August 26, 2020

Pandemic pilot: Honors College and Microsoft-Quicken collaboration takes off

For the last six months, the COVID-19 pandemic has proven to be a barrier for many facets of life — especially to education and employment. But that’s not the case with a new Microsoft and Quicken Family of Companies collaboration with Wayne State University’s Irvin D. Reid Honors College.

Together, the three embarked on an all-online summer internship pilot program that fueled and engaged collaborative practical learning and broadened career possibilities — despite its online delivery — for 22 Detroit Public Schools Community District high school interns. Ten Wayne State Honors students served as “coaches” for the program.

“It was really great to work with the interns — to hear their ideas and help them realize their goals for their personal video projects,” said Ni-Gea Dufeal, an Honors College senior in film.  Both the coaches and interns received stipends that allowed them to focus fully on their projects.

The majority of internships focused on developing skills in the STEM fields.

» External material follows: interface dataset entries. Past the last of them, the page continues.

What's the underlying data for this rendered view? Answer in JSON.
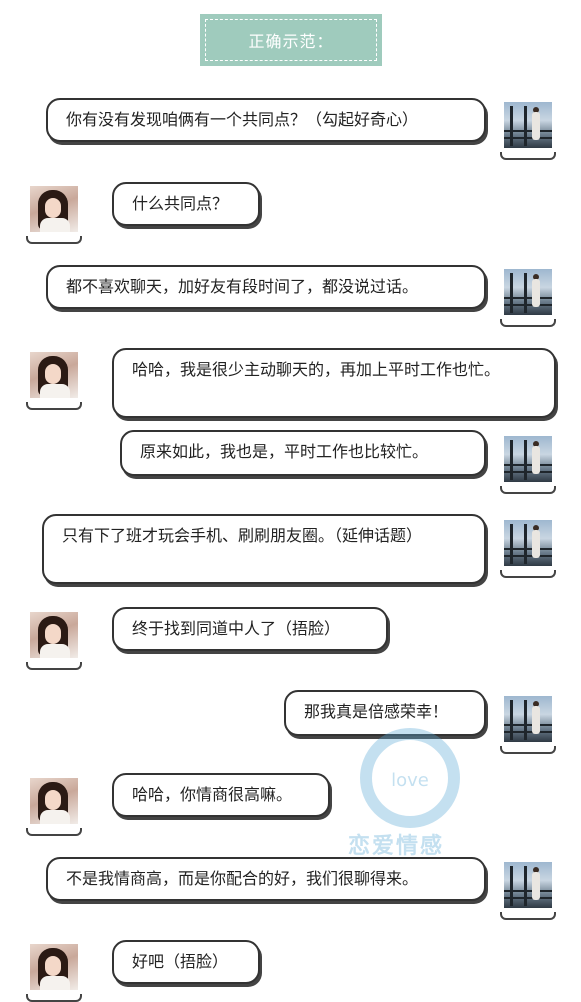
{
  "header": {
    "title": "正确示范："
  },
  "messages": [
    {
      "side": "right",
      "text": "你有没有发现咱俩有一个共同点？（勾起好奇心）"
    },
    {
      "side": "left",
      "text": "什么共同点？"
    },
    {
      "side": "right",
      "text": "都不喜欢聊天，加好友有段时间了，都没说过话。"
    },
    {
      "side": "left",
      "text": "哈哈，我是很少主动聊天的，再加上平时工作也忙。"
    },
    {
      "side": "right",
      "text": "原来如此，我也是，平时工作也比较忙。"
    },
    {
      "side": "right",
      "text": "只有下了班才玩会手机、刷刷朋友圈。（延伸话题）"
    },
    {
      "side": "left",
      "text": "终于找到同道中人了（捂脸）"
    },
    {
      "side": "right",
      "text": "那我真是倍感荣幸！"
    },
    {
      "side": "left",
      "text": "哈哈，你情商很高嘛。"
    },
    {
      "side": "right",
      "text": "不是我情商高，而是你配合的好，我们很聊得来。"
    },
    {
      "side": "left",
      "text": "好吧（捂脸）"
    }
  ],
  "watermark": {
    "text": "恋爱情感",
    "logo_text": "love",
    "color": "#5aa9d6"
  },
  "colors": {
    "header_bg": "#9fcbbd",
    "bubble_border": "#333333"
  }
}
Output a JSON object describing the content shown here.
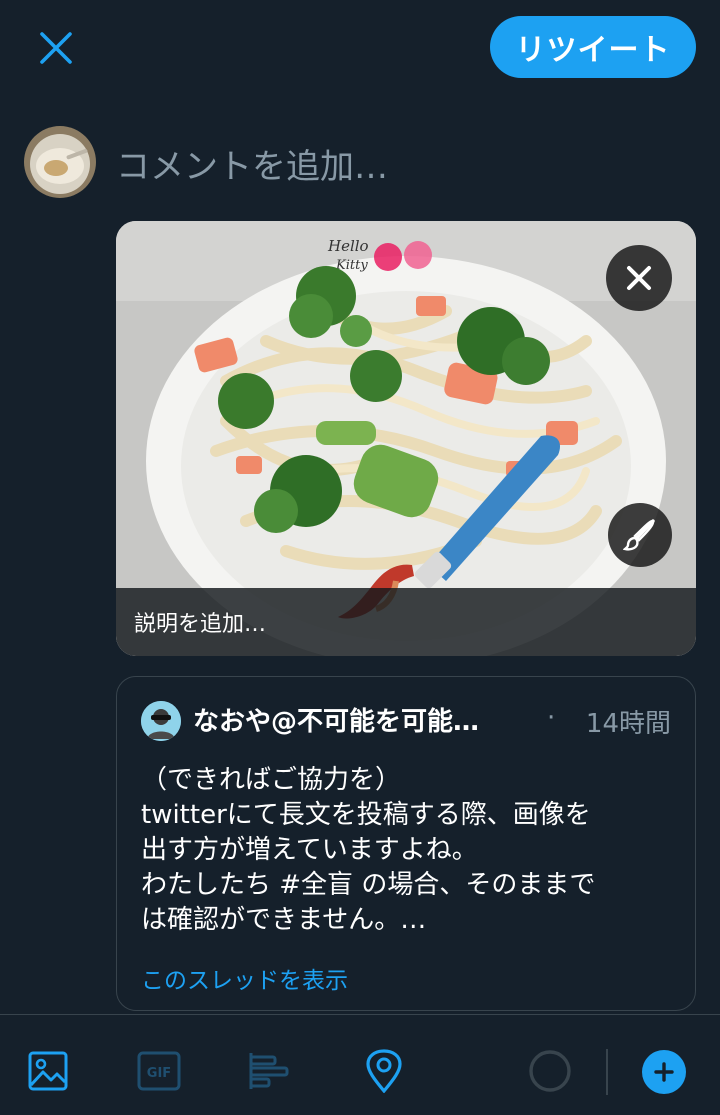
{
  "header": {
    "close_icon": "close-icon",
    "retweet_label": "リツイート"
  },
  "compose": {
    "placeholder": "コメントを追加…"
  },
  "media": {
    "alt_text_prompt": "説明を追加…",
    "remove_icon": "close-icon",
    "edit_icon": "paintbrush-icon"
  },
  "quote": {
    "author_name": "なおや@不可能を可能…",
    "separator": "·",
    "timestamp": "14時間",
    "lines": [
      "（できればご協力を）",
      "twitterにて長文を投稿する際、画像を",
      "出す方が増えていますよね。",
      "わたしたち #全盲 の場合、そのままで",
      "は確認ができません。…"
    ],
    "show_thread": "このスレッドを表示"
  },
  "toolbar": {
    "items": [
      "image-icon",
      "gif-icon",
      "poll-icon",
      "location-icon",
      "character-counter-ring",
      "add-tweet-icon"
    ],
    "gif_label": "GIF"
  },
  "colors": {
    "background": "#15202b",
    "accent": "#1da1f2",
    "muted_text": "#8899a6",
    "border": "#38444d"
  }
}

The sponsors from Microsoft and Quicken wanted to excite students about technology and coding, so they used application and website development to explore topics such as predictive analysis, data visualization, artificial intelligence, public health and the stock market.  

Meanwhile, under Dufeal’s and two other coaches’ direction, a smaller group honed their craft in film production. “A big part of the program’s purpose was to cultivate strategies to create videos and edit them remotely,” Dufeal said.

Ultimately, each intern in video arts filmed unique, imaginative personal statement that serve as both a work sample in an employment portfolio or a stand-alone work of art. All the class meetings happened online in Microsoft Teams. Classes combined coaches’ instruction, Q&A sessions, guest speakers from the community and intern collaboration in breakout sessions.

While the majority of internships focused on developing skills in the STEM fields, one group honed their craft in film production.

“Coaching here demanded that I be conscious on how best to draw the ideas out of our students by asking the right questions,” said Dufeal, who also noticed her teaching skills strengthened throughout the program. “As a filmmaker, the program and its online delivery strengthened my skills in collaborative teaching and in being adaptive to the needs and insights of my students and colleagues.”

The STEM-focused coaches guided interns in tasks such as developing code for gaming models for predicting outcomes in sports or the stock market. Interns improved critical thinking while putting ideas into practice. The resulting projects required an added skill: How best to pitch their project to an audience of Microsoft and Quicken employees.  

“It’s like the pitches made on Shark Tank — minus the meanness,” said the Honors College’s Ali Salamey, who served a critical role translating the philanthropic vision of Microsoft and Quicken into a practical program implemented at WSU.  “Putting their projects together is one thing, but understanding their work well enough to sell it to a professional audience demands they really comprehend what they’ve created.”

Microsoft Corporate Affairs Manager Warren Flood was the agent that brought Microsoft and Quicken to the Honors College.  

“Microsoft and Quicken are visionary partners. We saw the need to be job providers, but we had challenges. First, neither company is an easy stage for internships — that’s even before the pandemic,” Flood said. “We don’t operate in sites with lots of offices, desks and chairs — we can’t directly take on interns. We also needed to bring our resources to an institution with established community connections and the infrastructure to scale things up. Wayne State’s Honors College was all that, and Ali was key in creating the framework that made it all happen.”

Flood and Salamey have been steady facilitators, both in the program’s ramping up and throughout its six-week delivery, with classes on Microsoft Teams running three hours weekday mornings and two hours in the afternoons. 

“We occasionally shaped or nudged class discussion from the parameters, but it was really breathtaking to see how quickly our coaches took to their teaching roles and how excited and engaged our high school interns were in digging to these projects,” said Flood.

For Irvin D. Reid Honors College Dean John Corvino, the Microsoft and Quicken program exemplifies the kind of enriching learning experiences the College strives to secure. 

"This program is a true win-win-win," Corvino said. "It provides excellent training for Detroit high school students, it offers leadership experience for our Wayne State Honors students, and it gives major employers such as Microsoft and Quicken access to some of Detroit’s best and brightest. We are grateful for this partnership and we look forward to expanding it."

Written by Kevin Rashid, Academic Services Officer IV with the Irvin D. Reid Honors College.